» THE TASK:
The word "United" marks the lines to find; copy every such line from the data below.

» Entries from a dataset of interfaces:
* * * *

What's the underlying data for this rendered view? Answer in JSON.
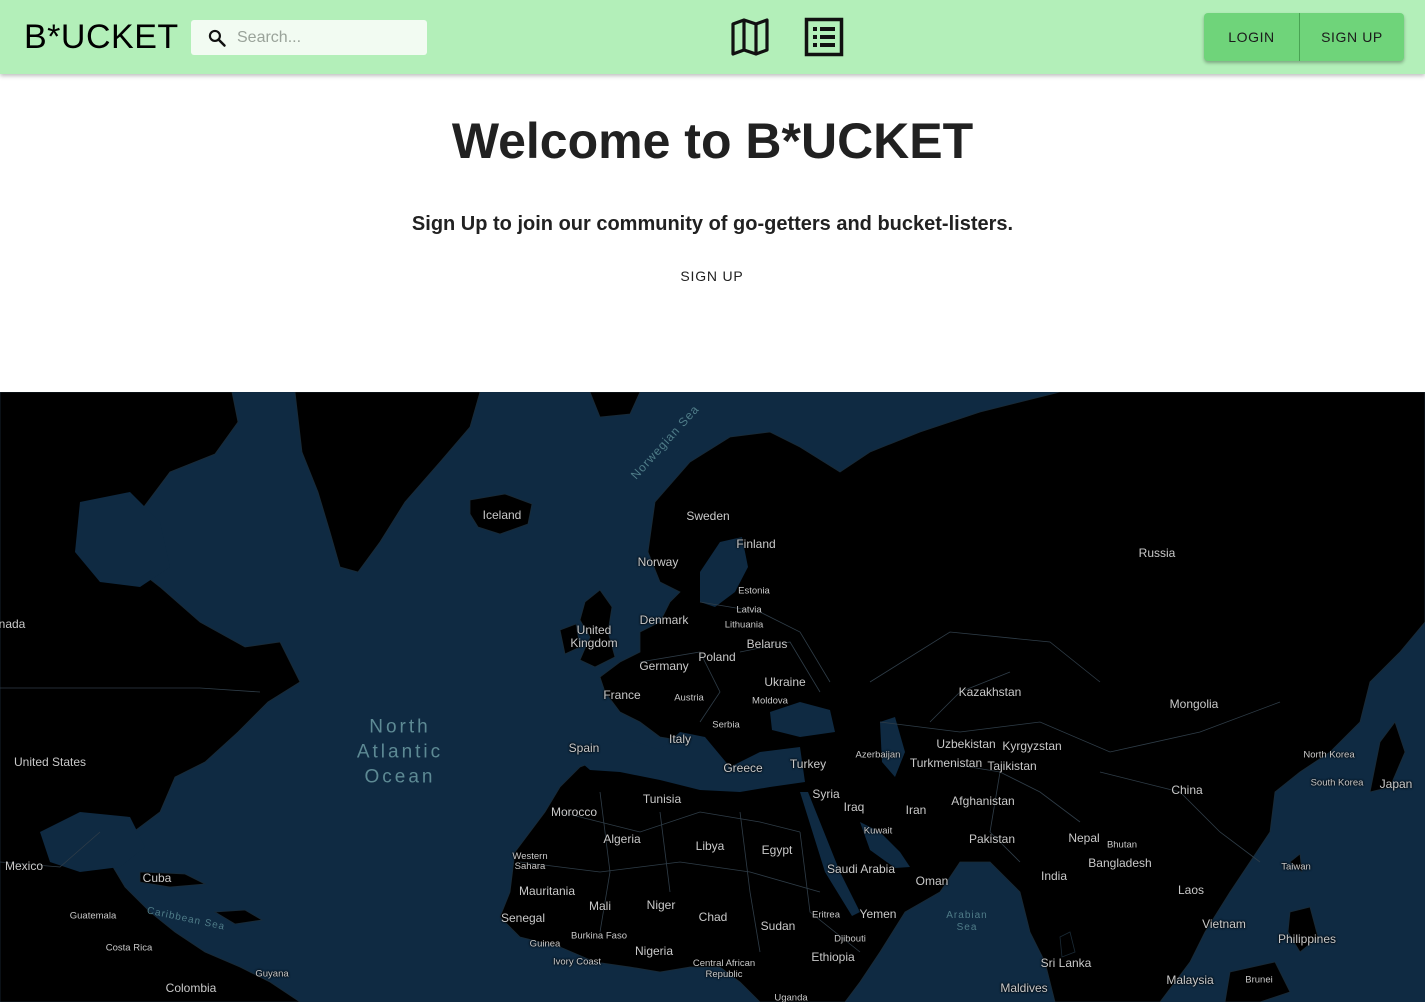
{
  "header": {
    "brand": "B*UCKET",
    "search": {
      "placeholder": "Search..."
    },
    "nav_icons": [
      "map-icon",
      "list-icon"
    ],
    "auth": {
      "login_label": "LOGIN",
      "signup_label": "SIGN UP"
    }
  },
  "hero": {
    "title": "Welcome to B*UCKET",
    "subtitle": "Sign Up to join our community of go-getters and bucket-listers.",
    "cta_label": "SIGN UP"
  },
  "map": {
    "oceans": {
      "north_atlantic": [
        "North",
        "Atlantic",
        "Ocean"
      ],
      "norwegian_sea": "Norwegian Sea",
      "caribbean_sea": "Caribbean Sea",
      "arabian_sea": [
        "Arabian",
        "Sea"
      ]
    },
    "countries": {
      "iceland": "Iceland",
      "sweden": "Sweden",
      "finland": "Finland",
      "norway": "Norway",
      "russia": "Russia",
      "estonia": "Estonia",
      "latvia": "Latvia",
      "lithuania": "Lithuania",
      "denmark": "Denmark",
      "uk": [
        "United",
        "Kingdom"
      ],
      "belarus": "Belarus",
      "poland": "Poland",
      "germany": "Germany",
      "canada": "nada",
      "ukraine": "Ukraine",
      "kazakhstan": "Kazakhstan",
      "mongolia": "Mongolia",
      "france": "France",
      "austria": "Austria",
      "moldova": "Moldova",
      "serbia": "Serbia",
      "italy": "Italy",
      "spain": "Spain",
      "greece": "Greece",
      "turkey": "Turkey",
      "azerbaijan": "Azerbaijan",
      "uzbekistan": "Uzbekistan",
      "kyrgyzstan": "Kyrgyzstan",
      "turkmenistan": "Turkmenistan",
      "tajikistan": "Tajikistan",
      "north_korea": "North Korea",
      "south_korea": "South Korea",
      "japan": "Japan",
      "united_states": "United States",
      "china": "China",
      "afghanistan": "Afghanistan",
      "syria": "Syria",
      "tunisia": "Tunisia",
      "iraq": "Iraq",
      "iran": "Iran",
      "morocco": "Morocco",
      "kuwait": "Kuwait",
      "algeria": "Algeria",
      "pakistan": "Pakistan",
      "nepal": "Nepal",
      "libya": "Libya",
      "egypt": "Egypt",
      "bhutan": "Bhutan",
      "western_sahara": [
        "Western",
        "Sahara"
      ],
      "bangladesh": "Bangladesh",
      "mexico": "Mexico",
      "saudi_arabia": "Saudi Arabia",
      "taiwan": "Taiwan",
      "india": "India",
      "cuba": "Cuba",
      "oman": "Oman",
      "mauritania": "Mauritania",
      "laos": "Laos",
      "mali": "Mali",
      "niger": "Niger",
      "guatemala": "Guatemala",
      "chad": "Chad",
      "eritrea": "Eritrea",
      "yemen": "Yemen",
      "senegal": "Senegal",
      "sudan": "Sudan",
      "vietnam": "Vietnam",
      "burkina_faso": "Burkina Faso",
      "djibouti": "Djibouti",
      "guinea": "Guinea",
      "costa_rica": "Costa Rica",
      "philippines": "Philippines",
      "nigeria": "Nigeria",
      "ethiopia": "Ethiopia",
      "ivory_coast": "Ivory Coast",
      "car": [
        "Central African",
        "Republic"
      ],
      "sri_lanka": "Sri Lanka",
      "guyana": "Guyana",
      "malaysia": "Malaysia",
      "brunei": "Brunei",
      "colombia": "Colombia",
      "maldives": "Maldives",
      "uganda": "Uganda"
    }
  }
}
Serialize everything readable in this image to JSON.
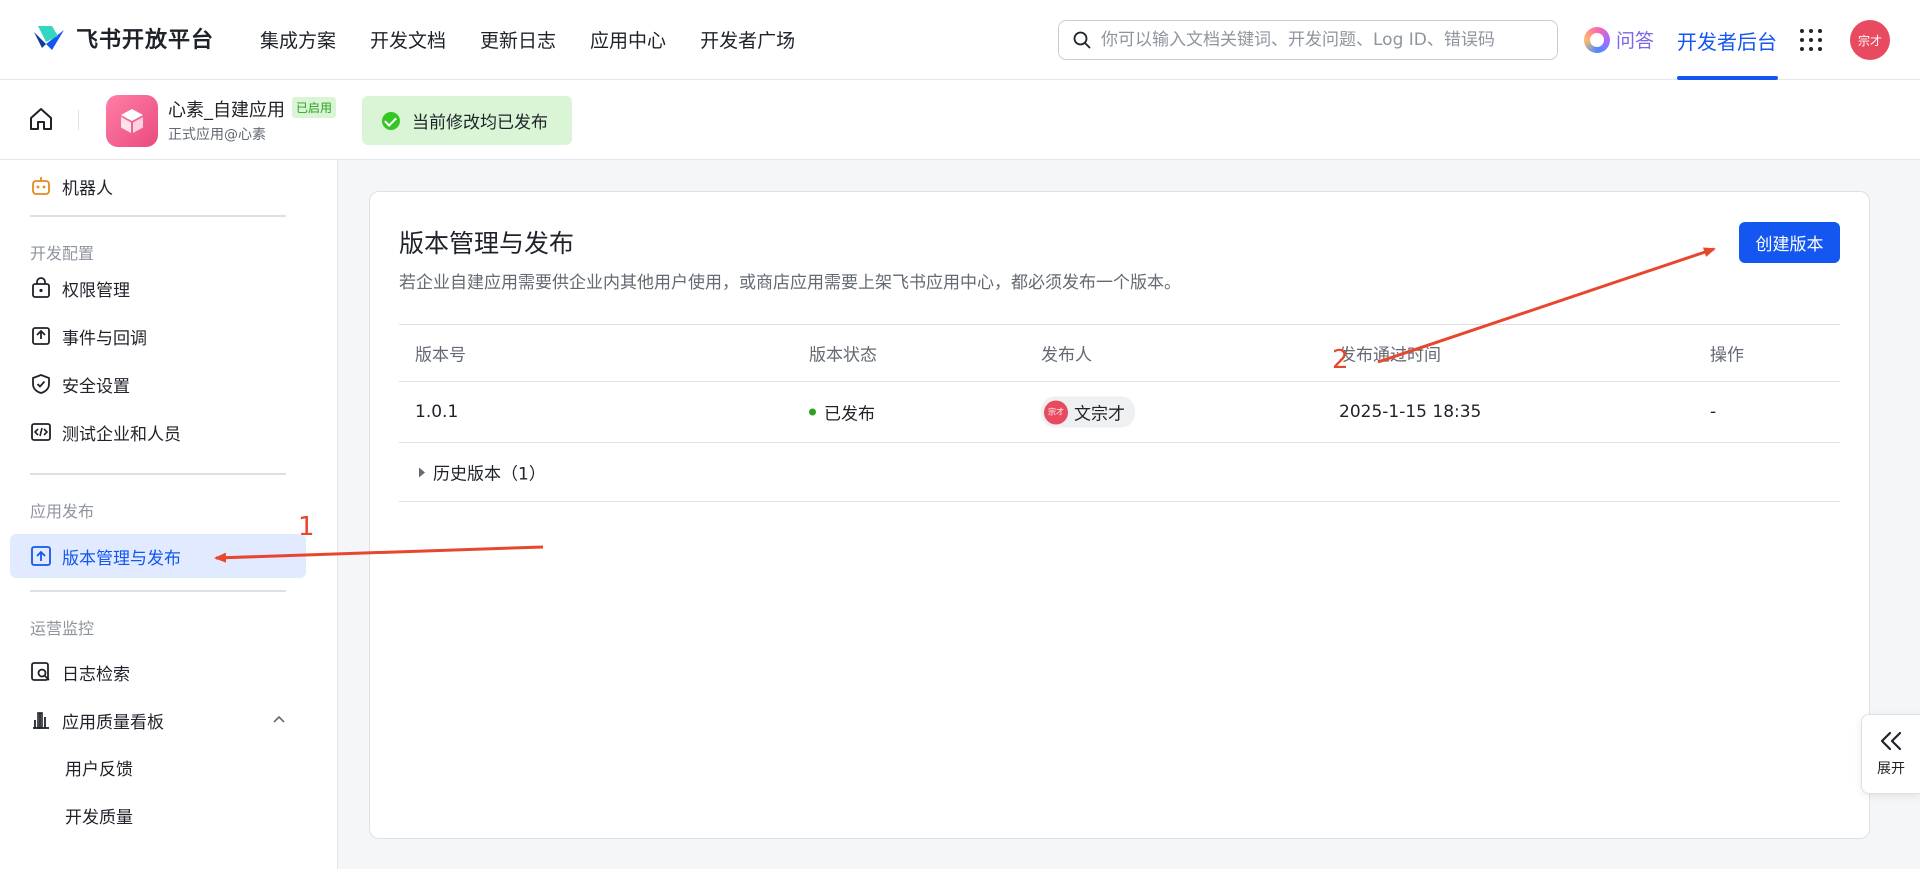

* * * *

» RESPONSE FOR THIS EXERCISE:
        "United",
      "united_states": "United States",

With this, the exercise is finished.